For companies seeking to enter new markets, it pays to understand your customer. This is especially true in today’s digital, globalised world where companies have an unprecedented number of tools at their disposal. Against this backdrop, the proliferation of digital content enables companies to reach local audiences at a scale and speed never seen before.

And yet, a new report by SDL shows that many companies are still missing out on the benefits of a digital-first strategy when expanding internationally, opting to deploy a local sales team before first engaging with the end customer through localised, digital media.

SDL surveyed a cross-section of companies, finding that 80% had global expansion plans over the next two to three years, of which approximately a third were planning to expand into up to three countries, while another 30% planned to expand into up to as many as six countries.

In total, two thirds of companies surveyed prioritised deploying local sales representation first.

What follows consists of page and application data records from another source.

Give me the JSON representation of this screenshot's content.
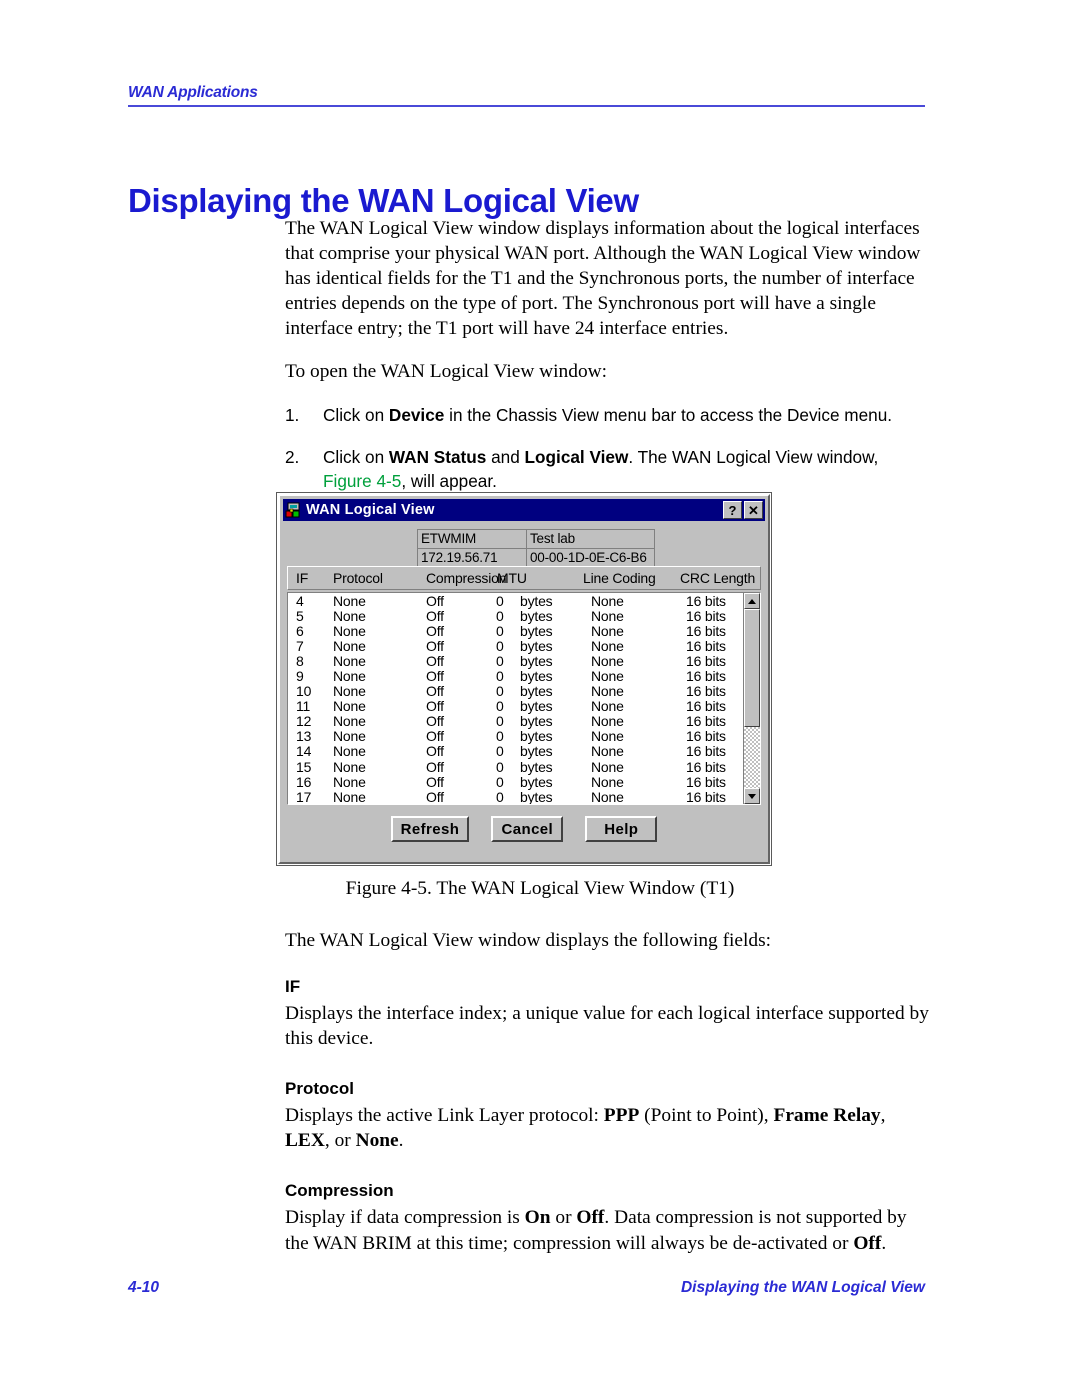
{
  "header": {
    "running_head": "WAN Applications"
  },
  "title": "Displaying the WAN Logical View",
  "intro": {
    "paragraph1": "The WAN Logical View window displays information about the logical interfaces that comprise your physical WAN port. Although the WAN Logical View window has identical fields for the T1 and the Synchronous ports, the number of interface entries depends on the type of port. The Synchronous port will have a single interface entry; the T1 port will have 24 interface entries.",
    "paragraph2": "To open the WAN Logical View window:"
  },
  "steps": [
    {
      "number": "1.",
      "parts": [
        {
          "text": "Click on ",
          "bold": false
        },
        {
          "text": "Device",
          "bold": true
        },
        {
          "text": " in the Chassis View menu bar to access the Device menu.",
          "bold": false
        }
      ]
    },
    {
      "number": "2.",
      "parts": [
        {
          "text": "Click on ",
          "bold": false
        },
        {
          "text": "WAN Status",
          "bold": true
        },
        {
          "text": " and ",
          "bold": false
        },
        {
          "text": "Logical View",
          "bold": true
        },
        {
          "text": ". The WAN Logical View window, ",
          "bold": false
        },
        {
          "text": "Figure 4-5",
          "bold": false,
          "link": true
        },
        {
          "text": ", will appear.",
          "bold": false
        }
      ]
    }
  ],
  "dialog": {
    "title": "WAN Logical View",
    "icon": "chassis-icon",
    "titlebar_buttons": [
      {
        "label": "?",
        "name": "help-button"
      },
      {
        "label": "✕",
        "name": "close-button"
      }
    ],
    "info_fields": {
      "device_type": "ETWMIM",
      "location": "Test lab",
      "ip_address": "172.19.56.71",
      "mac_address": "00-00-1D-0E-C6-B6"
    },
    "columns": [
      "IF",
      "Protocol",
      "Compression",
      "MTU",
      "Line Coding",
      "CRC Length"
    ],
    "rows": [
      {
        "if": "4",
        "protocol": "None",
        "compression": "Off",
        "mtu": "0",
        "mtu_unit": "bytes",
        "line_coding": "None",
        "crc_length": "16 bits"
      },
      {
        "if": "5",
        "protocol": "None",
        "compression": "Off",
        "mtu": "0",
        "mtu_unit": "bytes",
        "line_coding": "None",
        "crc_length": "16 bits"
      },
      {
        "if": "6",
        "protocol": "None",
        "compression": "Off",
        "mtu": "0",
        "mtu_unit": "bytes",
        "line_coding": "None",
        "crc_length": "16 bits"
      },
      {
        "if": "7",
        "protocol": "None",
        "compression": "Off",
        "mtu": "0",
        "mtu_unit": "bytes",
        "line_coding": "None",
        "crc_length": "16 bits"
      },
      {
        "if": "8",
        "protocol": "None",
        "compression": "Off",
        "mtu": "0",
        "mtu_unit": "bytes",
        "line_coding": "None",
        "crc_length": "16 bits"
      },
      {
        "if": "9",
        "protocol": "None",
        "compression": "Off",
        "mtu": "0",
        "mtu_unit": "bytes",
        "line_coding": "None",
        "crc_length": "16 bits"
      },
      {
        "if": "10",
        "protocol": "None",
        "compression": "Off",
        "mtu": "0",
        "mtu_unit": "bytes",
        "line_coding": "None",
        "crc_length": "16 bits"
      },
      {
        "if": "11",
        "protocol": "None",
        "compression": "Off",
        "mtu": "0",
        "mtu_unit": "bytes",
        "line_coding": "None",
        "crc_length": "16 bits"
      },
      {
        "if": "12",
        "protocol": "None",
        "compression": "Off",
        "mtu": "0",
        "mtu_unit": "bytes",
        "line_coding": "None",
        "crc_length": "16 bits"
      },
      {
        "if": "13",
        "protocol": "None",
        "compression": "Off",
        "mtu": "0",
        "mtu_unit": "bytes",
        "line_coding": "None",
        "crc_length": "16 bits"
      },
      {
        "if": "14",
        "protocol": "None",
        "compression": "Off",
        "mtu": "0",
        "mtu_unit": "bytes",
        "line_coding": "None",
        "crc_length": "16 bits"
      },
      {
        "if": "15",
        "protocol": "None",
        "compression": "Off",
        "mtu": "0",
        "mtu_unit": "bytes",
        "line_coding": "None",
        "crc_length": "16 bits"
      },
      {
        "if": "16",
        "protocol": "None",
        "compression": "Off",
        "mtu": "0",
        "mtu_unit": "bytes",
        "line_coding": "None",
        "crc_length": "16 bits"
      },
      {
        "if": "17",
        "protocol": "None",
        "compression": "Off",
        "mtu": "0",
        "mtu_unit": "bytes",
        "line_coding": "None",
        "crc_length": "16 bits"
      }
    ],
    "buttons": [
      {
        "label": "Refresh",
        "name": "refresh-button"
      },
      {
        "label": "Cancel",
        "name": "cancel-button"
      },
      {
        "label": "Help",
        "name": "help-button"
      }
    ],
    "colors": {
      "titlebar": "#000080",
      "face": "#c0c0c0",
      "list_background": "#ffffff"
    }
  },
  "figure_caption": "Figure 4-5.  The WAN Logical View Window (T1)",
  "fields_intro": "The WAN Logical View window displays the following fields:",
  "fields": [
    {
      "name": "IF",
      "parts": [
        {
          "text": "Displays the interface index; a unique value for each logical interface supported by this device.",
          "bold": false
        }
      ]
    },
    {
      "name": "Protocol",
      "parts": [
        {
          "text": "Displays the active Link Layer protocol: ",
          "bold": false
        },
        {
          "text": "PPP",
          "bold": true
        },
        {
          "text": " (Point to Point), ",
          "bold": false
        },
        {
          "text": "Frame Relay",
          "bold": true
        },
        {
          "text": ", ",
          "bold": false
        },
        {
          "text": "LEX",
          "bold": true
        },
        {
          "text": ", or ",
          "bold": false
        },
        {
          "text": "None",
          "bold": true
        },
        {
          "text": ".",
          "bold": false
        }
      ]
    },
    {
      "name": "Compression",
      "parts": [
        {
          "text": "Display if data compression is ",
          "bold": false
        },
        {
          "text": "On",
          "bold": true
        },
        {
          "text": " or ",
          "bold": false
        },
        {
          "text": "Off",
          "bold": true
        },
        {
          "text": ". Data compression is not supported by the WAN BRIM at this time; compression will always be de-activated or ",
          "bold": false
        },
        {
          "text": "Off",
          "bold": true
        },
        {
          "text": ".",
          "bold": false
        }
      ]
    }
  ],
  "footer": {
    "page_number": "4-10",
    "section_title": "Displaying the WAN Logical View"
  },
  "colors": {
    "heading_blue": "#1a1ad0",
    "header_blue": "#2b2bd4",
    "figure_link_green": "#00a03c"
  }
}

This is despite many of the respondents placing significant value on content, and seeing the benefits of a digital-first globalisation strategy.

But why is this? Ultimately, it comes down to an outdated business strategy, rooted in a traditional ‘boots on the ground’ sales mindset. An analogue strategy in a digital world, if you will.

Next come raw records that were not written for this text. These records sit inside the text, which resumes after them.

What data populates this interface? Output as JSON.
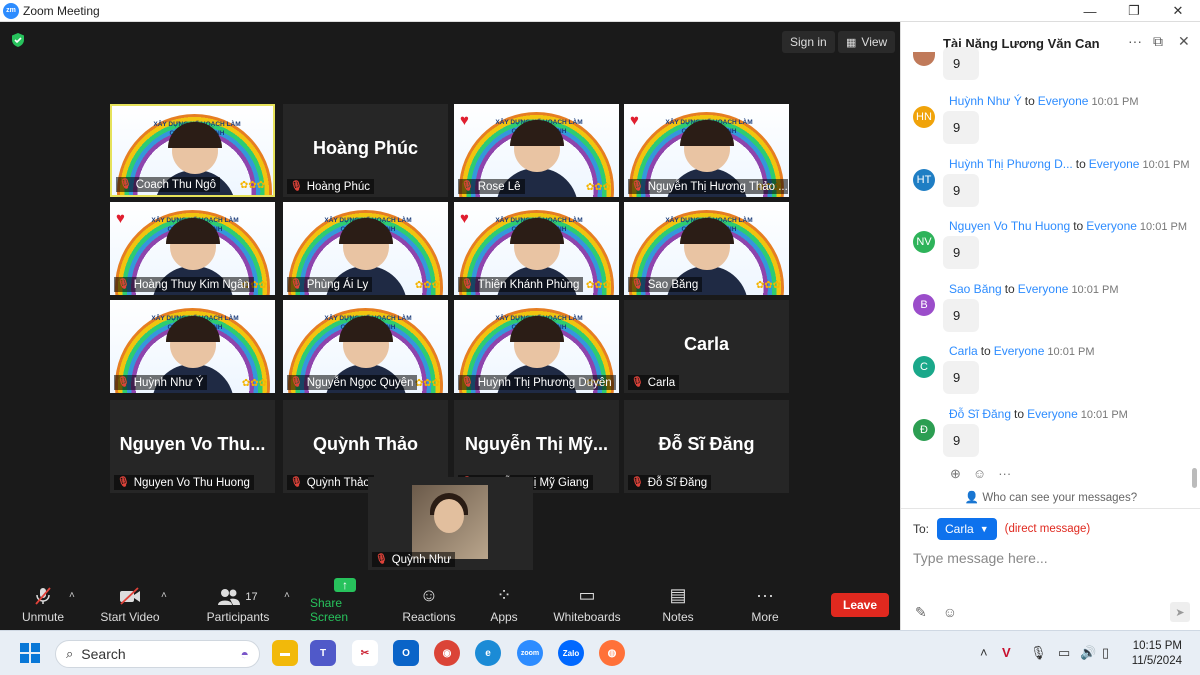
{
  "window": {
    "title": "Zoom Meeting",
    "logo_text": "zm",
    "minimize": "—",
    "maximize": "❐",
    "close": "✕"
  },
  "topbar": {
    "signin": "Sign in",
    "view": "View"
  },
  "tiles": [
    {
      "name": "Coach Thu Ngô",
      "active": true,
      "banner": "XÂY DỰNG KẾ HOẠCH LÀM CHỦ CHÍNH MÌNH"
    },
    {
      "name": "Hoàng Phúc",
      "big": "Hoàng Phúc"
    },
    {
      "name": "Rose Lê",
      "banner": "XÂY DỰNG KẾ HOẠCH LÀM CHỦ CHÍNH MÌNH"
    },
    {
      "name": "Nguyễn Thị Hương Thảo ...",
      "banner": "XÂY DỰNG KẾ HOẠCH LÀM CHỦ CHÍNH MÌNH"
    },
    {
      "name": "Hoàng Thuy Kim Ngân",
      "banner": "XÂY DỰNG KẾ HOẠCH LÀM CHỦ CHÍNH MÌNH"
    },
    {
      "name": "Phùng Ái Ly",
      "banner": "XÂY DỰNG KẾ HOẠCH LÀM CHỦ CHÍNH MÌNH"
    },
    {
      "name": "Thiên Khánh Phùng",
      "banner": "XÂY DỰNG KẾ HOẠCH LÀM CHỦ CHÍNH MÌNH"
    },
    {
      "name": "Sao Băng",
      "banner": "XÂY DỰNG KẾ HOẠCH LÀM CHỦ CHÍNH MÌNH"
    },
    {
      "name": "Huỳnh Như Ý",
      "banner": "XÂY DỰNG KẾ HOẠCH LÀM CHỦ CHÍNH MÌNH"
    },
    {
      "name": "Nguyễn Ngọc Quyên",
      "banner": "XÂY DỰNG KẾ HOẠCH LÀM CHỦ CHÍNH MÌNH"
    },
    {
      "name": "Huỳnh Thị Phương Duyên",
      "banner": "XÂY DỰNG KẾ HOẠCH LÀM CHỦ CHÍNH MÌNH"
    },
    {
      "name": "Carla",
      "big": "Carla"
    },
    {
      "name": "Nguyen Vo Thu Huong",
      "big": "Nguyen Vo Thu..."
    },
    {
      "name": "Quỳnh Thảo",
      "big": "Quỳnh Thảo"
    },
    {
      "name": "Nguyễn Thị Mỹ Giang",
      "big": "Nguyễn Thị Mỹ..."
    },
    {
      "name": "Đỗ Sĩ Đăng",
      "big": "Đỗ Sĩ Đăng"
    }
  ],
  "solo_tile": {
    "name": "Quỳnh Như"
  },
  "toolbar": {
    "unmute": "Unmute",
    "start_video": "Start Video",
    "participants": "Participants",
    "participants_count": "17",
    "share_screen": "Share Screen",
    "reactions": "Reactions",
    "apps": "Apps",
    "whiteboards": "Whiteboards",
    "notes": "Notes",
    "more": "More",
    "leave": "Leave"
  },
  "chat": {
    "header_name": "Tài Năng Lương Văn Can",
    "first_partial": "9",
    "messages": [
      {
        "initials": "HN",
        "color": "#f0a30a",
        "sender": "Huỳnh Như Ý",
        "to": "to",
        "target": "Everyone",
        "time": "10:01 PM",
        "text": "9"
      },
      {
        "initials": "HT",
        "color": "#1f7ec4",
        "sender": "Huỳnh Thị Phương D...",
        "to": "to",
        "target": "Everyone",
        "time": "10:01 PM",
        "text": "9"
      },
      {
        "initials": "NV",
        "color": "#2eb35a",
        "sender": "Nguyen Vo Thu Huong",
        "to": "to",
        "target": "Everyone",
        "time": "10:01 PM",
        "text": "9"
      },
      {
        "initials": "B",
        "color": "#9b4dca",
        "sender": "Sao Băng",
        "to": "to",
        "target": "Everyone",
        "time": "10:01 PM",
        "text": "9"
      },
      {
        "initials": "C",
        "color": "#1aa88a",
        "sender": "Carla",
        "to": "to",
        "target": "Everyone",
        "time": "10:01 PM",
        "text": "9"
      },
      {
        "initials": "Đ",
        "color": "#2c9e52",
        "sender": "Đỗ Sĩ Đăng",
        "to": "to",
        "target": "Everyone",
        "time": "10:01 PM",
        "text": "9"
      }
    ],
    "who_can_see": "Who can see your messages?",
    "to_label": "To:",
    "recipient": "Carla",
    "direct_message": "(direct message)",
    "placeholder": "Type message here..."
  },
  "taskbar": {
    "search": "Search",
    "time": "10:15 PM",
    "date": "11/5/2024"
  }
}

The benefits of leading with digital

Today, the best way to boost international sales is to improve customer experience and reach the end-user through relevant, culturally nuanced and localised content.

Thanks to the rise of digital media, this is now easier than ever. From smartphones and computers to voice assistance and IOT, the way customers engage with brands has changed dramatically in the past decade. The resulting hotbed of content has created a world of new opportunities.

Not only can brands now reach the end customer in any number of instantaneous ways, they can do so by interacting with customers in their own language. By deploying the latest technology, companies can communicate personalised messages in a highly familiar environment, building trust between the brand and the customer.

This is more important than you may think. Only 20% of the world’s population speaks English and people prefer to buy goods and engage with brands in their own language. In fact, almost three-quarters of consumers in Japan, and 61% in France, would only buy from sites that are in their own language.

The magic of digital marketing is the ease and efficacy with which it can reach prospective customers. Regardless of location, the breadth and speed of digital channels enable marketers and sales teams to tailor and personalise content at scale.

This enables companies to:

  • improve customer satisfaction and retention;
  • provide a better customer experience, and
  • increase brand consistency and revenue.

Digital-first strategies are both cost and time-effective. They reduce the execution risk of expanding internationally and can result in accelerated growth in a new market.

Effective digital-first globalisation strategies

Given these clear benefits and content trends, why do so many companies still fail to implement digital-first strategies? The truth is that many companies can feel overwhelmed by the challenge of delivering effective, consistent content on a global scale.

In SDL’s research, approximately a third of respondents reported the following challenges:

  • knowing when to reuse/update/retire content
  • having to recreate content for different channels or audiences
  • meeting regulatory and compliance demands
  • managing complex approval processes for new content; and
  • understanding very complex workflows

This feeds into the three main content strategies cited by modern global enterprises: increase content production; translate that increased content into more languages which is both intelligently and correctly nuanced; and translate more content faster. In fact, some 40% of companies surveyed by SDL expected their content to be translated within 24 hours, with demand for short turnaround times particularly high in the legal, advertising and marketing sectors.

Looking ahead, digital content is only going to become more important to global businesses. In fact, 40% of respondents in SDL’s research believed that content volumes would increase by more than 30% in the next two years.

This brings into focus the need to implement effective digital-first globalisation strategies. Too often, enterprises seem to struggle to execute their plans, leading to a customer experience that is disjointed across different platforms and different regions. Ultimately, it boils down to having in place adequate digital globalisation plans and support.

By investing in machine translation and automation technologies, alongside services that enable locally nuanced content, global companies can rapidly translate and personalise content to ensure they are maximising the impact of their content on a global scale.

It also means de-risking the globalisation process, by ensuring that the content is relevant to the end-user from the outset. Once it is clear that a product or solution generates a clear ROI, the company can build up a pipeline of sales in new markets at speed based on local demands.

For businesses that do grasp the digital-first opportunity, a world of future markets awaits.

Maria Hudson

Maria Hudson


Maria Hudson is VP Corporate Marketing & Communications at SDL.